Pull out each line of the data that includes the word "true".
Content starts
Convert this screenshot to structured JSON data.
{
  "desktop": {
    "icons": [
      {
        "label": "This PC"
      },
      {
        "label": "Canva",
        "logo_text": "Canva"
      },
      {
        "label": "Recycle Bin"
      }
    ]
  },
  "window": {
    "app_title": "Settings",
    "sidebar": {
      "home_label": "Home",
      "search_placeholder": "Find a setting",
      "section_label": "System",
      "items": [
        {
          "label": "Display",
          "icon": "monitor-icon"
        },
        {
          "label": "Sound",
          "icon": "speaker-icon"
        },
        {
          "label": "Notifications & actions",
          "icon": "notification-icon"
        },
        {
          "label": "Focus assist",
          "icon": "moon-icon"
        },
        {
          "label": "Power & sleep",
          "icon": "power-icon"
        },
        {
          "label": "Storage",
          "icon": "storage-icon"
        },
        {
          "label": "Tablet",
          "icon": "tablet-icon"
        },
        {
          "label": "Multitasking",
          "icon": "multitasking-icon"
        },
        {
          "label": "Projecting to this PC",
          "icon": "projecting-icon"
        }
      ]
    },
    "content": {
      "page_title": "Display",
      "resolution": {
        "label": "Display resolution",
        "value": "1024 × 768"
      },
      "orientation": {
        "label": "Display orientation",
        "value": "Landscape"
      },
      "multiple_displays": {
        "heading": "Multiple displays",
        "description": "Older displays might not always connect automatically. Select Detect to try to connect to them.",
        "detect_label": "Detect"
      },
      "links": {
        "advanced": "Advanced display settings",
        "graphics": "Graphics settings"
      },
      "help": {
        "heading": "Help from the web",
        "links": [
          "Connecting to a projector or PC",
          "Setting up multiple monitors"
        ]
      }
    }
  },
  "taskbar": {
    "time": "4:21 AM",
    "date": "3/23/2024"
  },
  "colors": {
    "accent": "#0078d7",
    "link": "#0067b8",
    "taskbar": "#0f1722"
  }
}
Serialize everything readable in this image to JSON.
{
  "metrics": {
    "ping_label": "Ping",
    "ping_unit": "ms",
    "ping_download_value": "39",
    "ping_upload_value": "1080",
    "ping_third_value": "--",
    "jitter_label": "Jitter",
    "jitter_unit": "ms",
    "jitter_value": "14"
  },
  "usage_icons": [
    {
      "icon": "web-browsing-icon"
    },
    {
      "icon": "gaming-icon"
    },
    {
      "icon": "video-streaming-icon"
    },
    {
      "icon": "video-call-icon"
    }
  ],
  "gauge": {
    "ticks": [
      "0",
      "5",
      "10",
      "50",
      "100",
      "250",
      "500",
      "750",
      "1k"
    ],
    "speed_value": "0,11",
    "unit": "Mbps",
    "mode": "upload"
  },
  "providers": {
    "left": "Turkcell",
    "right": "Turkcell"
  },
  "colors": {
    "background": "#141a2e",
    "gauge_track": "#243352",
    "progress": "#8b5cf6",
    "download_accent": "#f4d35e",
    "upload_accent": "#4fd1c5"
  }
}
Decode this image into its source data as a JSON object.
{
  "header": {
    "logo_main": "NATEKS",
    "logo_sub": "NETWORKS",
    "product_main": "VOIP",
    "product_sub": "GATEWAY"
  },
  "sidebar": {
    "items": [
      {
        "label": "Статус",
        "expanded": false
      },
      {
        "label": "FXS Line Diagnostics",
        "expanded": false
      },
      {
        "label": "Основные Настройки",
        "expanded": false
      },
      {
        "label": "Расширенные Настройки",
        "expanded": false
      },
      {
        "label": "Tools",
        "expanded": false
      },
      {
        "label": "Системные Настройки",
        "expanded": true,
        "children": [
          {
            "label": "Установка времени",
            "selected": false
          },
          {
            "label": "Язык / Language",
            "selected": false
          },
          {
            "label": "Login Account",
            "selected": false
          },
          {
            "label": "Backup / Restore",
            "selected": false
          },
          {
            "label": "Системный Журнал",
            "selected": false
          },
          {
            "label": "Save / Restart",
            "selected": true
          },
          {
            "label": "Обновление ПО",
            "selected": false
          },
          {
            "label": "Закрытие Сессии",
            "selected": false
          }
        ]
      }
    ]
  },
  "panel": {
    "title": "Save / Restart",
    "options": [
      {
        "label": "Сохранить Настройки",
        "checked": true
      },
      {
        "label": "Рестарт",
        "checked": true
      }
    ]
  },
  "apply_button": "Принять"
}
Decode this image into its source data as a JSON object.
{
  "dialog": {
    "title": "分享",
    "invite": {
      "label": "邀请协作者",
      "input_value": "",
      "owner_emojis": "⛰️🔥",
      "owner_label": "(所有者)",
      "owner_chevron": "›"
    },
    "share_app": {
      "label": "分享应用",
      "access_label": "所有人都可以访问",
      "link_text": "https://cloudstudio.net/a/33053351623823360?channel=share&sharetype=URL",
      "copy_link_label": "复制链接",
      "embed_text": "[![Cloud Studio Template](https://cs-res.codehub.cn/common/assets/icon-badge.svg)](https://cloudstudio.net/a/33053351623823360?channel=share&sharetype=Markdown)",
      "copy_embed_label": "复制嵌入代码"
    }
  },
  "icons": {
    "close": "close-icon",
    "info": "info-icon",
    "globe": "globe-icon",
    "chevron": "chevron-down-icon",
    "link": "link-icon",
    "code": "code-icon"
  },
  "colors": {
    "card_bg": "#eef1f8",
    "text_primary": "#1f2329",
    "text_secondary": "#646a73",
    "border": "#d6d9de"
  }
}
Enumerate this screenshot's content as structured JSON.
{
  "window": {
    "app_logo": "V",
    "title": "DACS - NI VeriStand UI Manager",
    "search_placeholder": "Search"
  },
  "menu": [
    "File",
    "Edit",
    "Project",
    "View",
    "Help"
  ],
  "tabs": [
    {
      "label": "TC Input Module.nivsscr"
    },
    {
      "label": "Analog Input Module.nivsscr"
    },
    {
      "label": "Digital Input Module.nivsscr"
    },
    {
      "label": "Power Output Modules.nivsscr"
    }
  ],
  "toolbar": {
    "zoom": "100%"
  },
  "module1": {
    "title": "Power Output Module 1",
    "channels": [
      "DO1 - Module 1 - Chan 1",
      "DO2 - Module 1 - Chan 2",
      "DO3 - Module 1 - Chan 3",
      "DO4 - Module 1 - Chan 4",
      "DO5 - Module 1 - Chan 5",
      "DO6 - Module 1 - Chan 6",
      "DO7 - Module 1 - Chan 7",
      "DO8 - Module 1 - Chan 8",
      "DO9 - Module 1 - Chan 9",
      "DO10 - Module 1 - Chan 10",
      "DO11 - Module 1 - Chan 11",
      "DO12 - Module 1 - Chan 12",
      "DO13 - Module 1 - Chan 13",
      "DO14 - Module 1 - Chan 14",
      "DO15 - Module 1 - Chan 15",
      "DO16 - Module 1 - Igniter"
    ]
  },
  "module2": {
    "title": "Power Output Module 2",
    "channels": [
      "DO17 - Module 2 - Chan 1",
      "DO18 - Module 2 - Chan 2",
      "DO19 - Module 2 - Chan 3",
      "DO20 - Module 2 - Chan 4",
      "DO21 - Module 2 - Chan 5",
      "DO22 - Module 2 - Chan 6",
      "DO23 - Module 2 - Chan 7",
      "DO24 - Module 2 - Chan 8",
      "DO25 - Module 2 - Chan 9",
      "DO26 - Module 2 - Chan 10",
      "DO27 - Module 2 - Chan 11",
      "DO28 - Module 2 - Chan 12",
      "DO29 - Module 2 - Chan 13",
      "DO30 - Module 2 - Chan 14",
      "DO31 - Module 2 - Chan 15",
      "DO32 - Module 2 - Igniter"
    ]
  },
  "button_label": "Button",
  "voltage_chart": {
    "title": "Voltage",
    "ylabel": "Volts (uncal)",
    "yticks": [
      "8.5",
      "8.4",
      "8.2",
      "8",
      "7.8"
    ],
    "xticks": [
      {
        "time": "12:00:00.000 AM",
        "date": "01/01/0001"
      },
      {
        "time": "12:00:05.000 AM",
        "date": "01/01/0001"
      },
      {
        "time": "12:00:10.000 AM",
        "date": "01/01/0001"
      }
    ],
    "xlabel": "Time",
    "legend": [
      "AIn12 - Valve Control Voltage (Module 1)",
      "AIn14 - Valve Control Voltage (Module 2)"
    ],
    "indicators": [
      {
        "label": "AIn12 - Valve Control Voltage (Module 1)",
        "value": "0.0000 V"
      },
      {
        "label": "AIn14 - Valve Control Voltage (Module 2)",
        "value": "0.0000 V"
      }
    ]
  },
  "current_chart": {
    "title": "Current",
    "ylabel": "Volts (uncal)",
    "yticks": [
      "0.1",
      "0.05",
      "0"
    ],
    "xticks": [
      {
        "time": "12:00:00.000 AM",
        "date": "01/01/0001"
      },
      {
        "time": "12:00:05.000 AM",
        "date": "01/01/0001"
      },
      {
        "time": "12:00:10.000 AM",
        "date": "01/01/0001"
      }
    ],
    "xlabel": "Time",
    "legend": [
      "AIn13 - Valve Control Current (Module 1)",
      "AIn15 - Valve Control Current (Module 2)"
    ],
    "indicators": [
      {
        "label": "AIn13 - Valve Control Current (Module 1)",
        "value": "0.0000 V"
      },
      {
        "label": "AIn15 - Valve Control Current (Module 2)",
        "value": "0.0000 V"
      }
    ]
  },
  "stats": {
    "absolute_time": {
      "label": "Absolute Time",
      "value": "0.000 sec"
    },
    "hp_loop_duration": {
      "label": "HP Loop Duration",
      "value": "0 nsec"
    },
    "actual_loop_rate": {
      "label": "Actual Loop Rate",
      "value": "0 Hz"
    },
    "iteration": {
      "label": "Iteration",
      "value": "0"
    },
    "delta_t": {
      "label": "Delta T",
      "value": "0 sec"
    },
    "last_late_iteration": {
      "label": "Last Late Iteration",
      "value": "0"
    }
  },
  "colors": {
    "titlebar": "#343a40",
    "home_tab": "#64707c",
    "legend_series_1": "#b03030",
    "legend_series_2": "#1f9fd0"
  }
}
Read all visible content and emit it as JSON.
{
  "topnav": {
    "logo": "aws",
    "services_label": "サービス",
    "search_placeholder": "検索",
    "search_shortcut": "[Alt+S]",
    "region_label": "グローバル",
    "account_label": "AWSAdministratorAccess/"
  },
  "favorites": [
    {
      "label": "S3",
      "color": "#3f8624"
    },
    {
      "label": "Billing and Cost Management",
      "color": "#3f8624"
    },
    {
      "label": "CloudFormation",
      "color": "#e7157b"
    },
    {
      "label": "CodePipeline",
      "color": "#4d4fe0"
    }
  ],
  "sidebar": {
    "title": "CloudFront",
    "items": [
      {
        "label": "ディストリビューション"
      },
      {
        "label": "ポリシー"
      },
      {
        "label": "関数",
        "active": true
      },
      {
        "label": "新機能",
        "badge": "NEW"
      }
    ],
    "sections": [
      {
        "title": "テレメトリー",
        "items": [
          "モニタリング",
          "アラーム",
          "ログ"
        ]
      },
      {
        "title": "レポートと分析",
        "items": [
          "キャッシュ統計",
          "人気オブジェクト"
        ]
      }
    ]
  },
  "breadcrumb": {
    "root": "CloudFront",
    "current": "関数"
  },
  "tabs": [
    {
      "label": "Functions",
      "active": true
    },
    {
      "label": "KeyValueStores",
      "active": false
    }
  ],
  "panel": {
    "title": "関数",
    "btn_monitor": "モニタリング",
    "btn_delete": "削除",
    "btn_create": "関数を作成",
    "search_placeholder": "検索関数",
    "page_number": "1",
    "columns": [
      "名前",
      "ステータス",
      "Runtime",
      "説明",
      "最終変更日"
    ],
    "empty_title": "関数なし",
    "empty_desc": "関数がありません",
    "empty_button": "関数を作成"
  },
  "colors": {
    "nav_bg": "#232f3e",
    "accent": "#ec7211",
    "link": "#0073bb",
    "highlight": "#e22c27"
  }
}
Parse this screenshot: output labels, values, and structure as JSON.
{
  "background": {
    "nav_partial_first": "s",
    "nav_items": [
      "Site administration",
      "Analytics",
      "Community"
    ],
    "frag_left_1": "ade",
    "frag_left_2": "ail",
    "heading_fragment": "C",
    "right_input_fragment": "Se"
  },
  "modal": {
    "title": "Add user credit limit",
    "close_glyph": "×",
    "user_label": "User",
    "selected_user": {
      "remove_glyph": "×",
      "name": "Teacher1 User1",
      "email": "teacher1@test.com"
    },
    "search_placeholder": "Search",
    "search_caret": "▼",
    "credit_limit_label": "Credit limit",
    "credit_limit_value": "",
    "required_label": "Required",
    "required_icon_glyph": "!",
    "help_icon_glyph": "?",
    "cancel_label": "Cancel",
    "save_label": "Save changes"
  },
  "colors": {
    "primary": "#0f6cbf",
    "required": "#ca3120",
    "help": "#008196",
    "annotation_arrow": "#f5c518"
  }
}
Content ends
--- EXERCISE ANSWER ---
        "expanded": true,
            "selected": true
        "checked": true
        "checked": true
        "active": true
      "active": true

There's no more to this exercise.